How loud should a megaphone sound for anyone to hear? This question, which at first sight recalls in its contradiction a Zen mental puzzle, finds an answer in the videographic evidence that was captured during the “Megaphone Project” event held in March in the city of Mexicali. Public reading amplified. Unpublished texts on the banks of the busiest streets where, unfortunately, as usual, I don't know anyone walking. In this context of reading passed by the siphon of mass diffusion, the words are less like bricks, parts of a construction with meaning and meaning, and more like ethereal ghosts mixing with the air, shadows of sounds that are barely noticeable by a instant and only by the sharpest ears. And just as ghosts do they want to show us their past and they do it through a wall where old calendars hang, a photo gallery, an audience frozen in time, newspaper clippings that at the same time are photographed words. In the end a man appears who talks to someone but seems to not listen and we return to empty avenues.

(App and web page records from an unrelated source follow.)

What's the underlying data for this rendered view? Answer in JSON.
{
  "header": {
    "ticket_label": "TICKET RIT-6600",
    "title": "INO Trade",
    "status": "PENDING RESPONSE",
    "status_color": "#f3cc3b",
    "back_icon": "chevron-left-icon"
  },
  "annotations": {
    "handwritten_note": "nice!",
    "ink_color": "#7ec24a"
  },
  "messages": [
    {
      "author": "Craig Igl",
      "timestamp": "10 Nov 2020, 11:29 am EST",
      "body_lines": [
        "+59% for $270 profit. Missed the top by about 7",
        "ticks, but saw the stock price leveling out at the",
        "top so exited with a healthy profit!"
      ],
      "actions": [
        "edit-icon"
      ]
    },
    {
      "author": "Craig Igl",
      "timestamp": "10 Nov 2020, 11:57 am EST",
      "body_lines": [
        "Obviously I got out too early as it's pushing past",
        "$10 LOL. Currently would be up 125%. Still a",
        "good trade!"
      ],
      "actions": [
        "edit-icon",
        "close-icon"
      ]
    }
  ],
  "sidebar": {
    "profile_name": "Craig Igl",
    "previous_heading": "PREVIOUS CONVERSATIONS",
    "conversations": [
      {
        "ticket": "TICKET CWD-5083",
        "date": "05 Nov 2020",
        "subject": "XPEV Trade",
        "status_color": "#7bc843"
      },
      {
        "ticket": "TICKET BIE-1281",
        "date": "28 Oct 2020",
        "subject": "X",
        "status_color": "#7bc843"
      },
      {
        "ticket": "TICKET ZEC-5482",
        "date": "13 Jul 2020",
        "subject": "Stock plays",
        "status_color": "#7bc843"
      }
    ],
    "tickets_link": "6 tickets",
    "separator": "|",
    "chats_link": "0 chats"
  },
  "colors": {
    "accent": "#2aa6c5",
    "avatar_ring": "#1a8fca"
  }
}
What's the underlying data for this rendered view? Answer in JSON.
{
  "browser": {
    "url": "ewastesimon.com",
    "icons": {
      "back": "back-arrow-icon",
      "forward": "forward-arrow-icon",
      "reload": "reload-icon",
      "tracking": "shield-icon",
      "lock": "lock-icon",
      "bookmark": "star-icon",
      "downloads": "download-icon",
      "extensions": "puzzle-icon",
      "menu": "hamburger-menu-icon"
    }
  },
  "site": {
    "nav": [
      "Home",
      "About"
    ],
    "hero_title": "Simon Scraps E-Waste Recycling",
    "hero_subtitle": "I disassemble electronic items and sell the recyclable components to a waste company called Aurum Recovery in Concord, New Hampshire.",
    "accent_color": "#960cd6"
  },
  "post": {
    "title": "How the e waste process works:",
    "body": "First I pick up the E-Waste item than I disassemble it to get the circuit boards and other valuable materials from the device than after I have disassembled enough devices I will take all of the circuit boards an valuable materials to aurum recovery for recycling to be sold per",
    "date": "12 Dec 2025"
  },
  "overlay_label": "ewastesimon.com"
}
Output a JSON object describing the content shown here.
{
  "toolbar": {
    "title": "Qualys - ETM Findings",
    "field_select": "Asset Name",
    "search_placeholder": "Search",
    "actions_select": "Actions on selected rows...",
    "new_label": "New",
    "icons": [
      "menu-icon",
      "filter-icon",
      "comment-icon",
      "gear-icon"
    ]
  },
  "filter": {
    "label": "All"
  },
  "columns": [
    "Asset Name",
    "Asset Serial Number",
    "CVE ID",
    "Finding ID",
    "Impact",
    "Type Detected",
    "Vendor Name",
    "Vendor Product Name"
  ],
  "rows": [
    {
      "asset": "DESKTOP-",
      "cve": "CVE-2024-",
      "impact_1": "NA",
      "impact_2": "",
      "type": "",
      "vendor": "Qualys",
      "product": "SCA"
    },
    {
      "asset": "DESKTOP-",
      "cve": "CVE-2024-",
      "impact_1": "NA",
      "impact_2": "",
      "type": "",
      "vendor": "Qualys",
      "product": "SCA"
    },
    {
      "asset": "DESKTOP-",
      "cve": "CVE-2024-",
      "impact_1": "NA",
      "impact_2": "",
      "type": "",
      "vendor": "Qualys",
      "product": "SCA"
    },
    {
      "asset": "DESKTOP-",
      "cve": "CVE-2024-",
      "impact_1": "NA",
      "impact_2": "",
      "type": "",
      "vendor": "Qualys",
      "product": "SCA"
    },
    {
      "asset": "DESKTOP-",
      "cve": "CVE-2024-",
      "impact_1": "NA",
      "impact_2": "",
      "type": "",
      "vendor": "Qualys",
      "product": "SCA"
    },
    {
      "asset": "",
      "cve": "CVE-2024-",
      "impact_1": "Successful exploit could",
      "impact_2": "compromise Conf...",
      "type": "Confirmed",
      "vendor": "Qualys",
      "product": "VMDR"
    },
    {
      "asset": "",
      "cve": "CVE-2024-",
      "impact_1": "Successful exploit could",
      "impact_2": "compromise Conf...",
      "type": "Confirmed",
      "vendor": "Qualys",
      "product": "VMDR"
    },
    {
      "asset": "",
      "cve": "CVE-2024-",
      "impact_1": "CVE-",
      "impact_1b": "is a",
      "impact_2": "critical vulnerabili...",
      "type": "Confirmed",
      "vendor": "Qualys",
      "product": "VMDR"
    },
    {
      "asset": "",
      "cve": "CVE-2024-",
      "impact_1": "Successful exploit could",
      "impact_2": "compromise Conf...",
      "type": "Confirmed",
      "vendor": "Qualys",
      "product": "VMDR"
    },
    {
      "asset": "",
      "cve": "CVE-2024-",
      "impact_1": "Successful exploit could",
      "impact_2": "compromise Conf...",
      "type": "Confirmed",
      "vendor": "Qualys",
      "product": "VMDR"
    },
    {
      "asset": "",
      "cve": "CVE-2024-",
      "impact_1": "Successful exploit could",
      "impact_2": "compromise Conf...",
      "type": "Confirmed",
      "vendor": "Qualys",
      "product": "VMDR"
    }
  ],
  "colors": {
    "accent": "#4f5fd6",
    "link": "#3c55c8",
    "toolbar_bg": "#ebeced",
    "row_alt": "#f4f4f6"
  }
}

So how loud should a megaphone sound for anyone to listen to? Not much.

HD Video 6min, 2011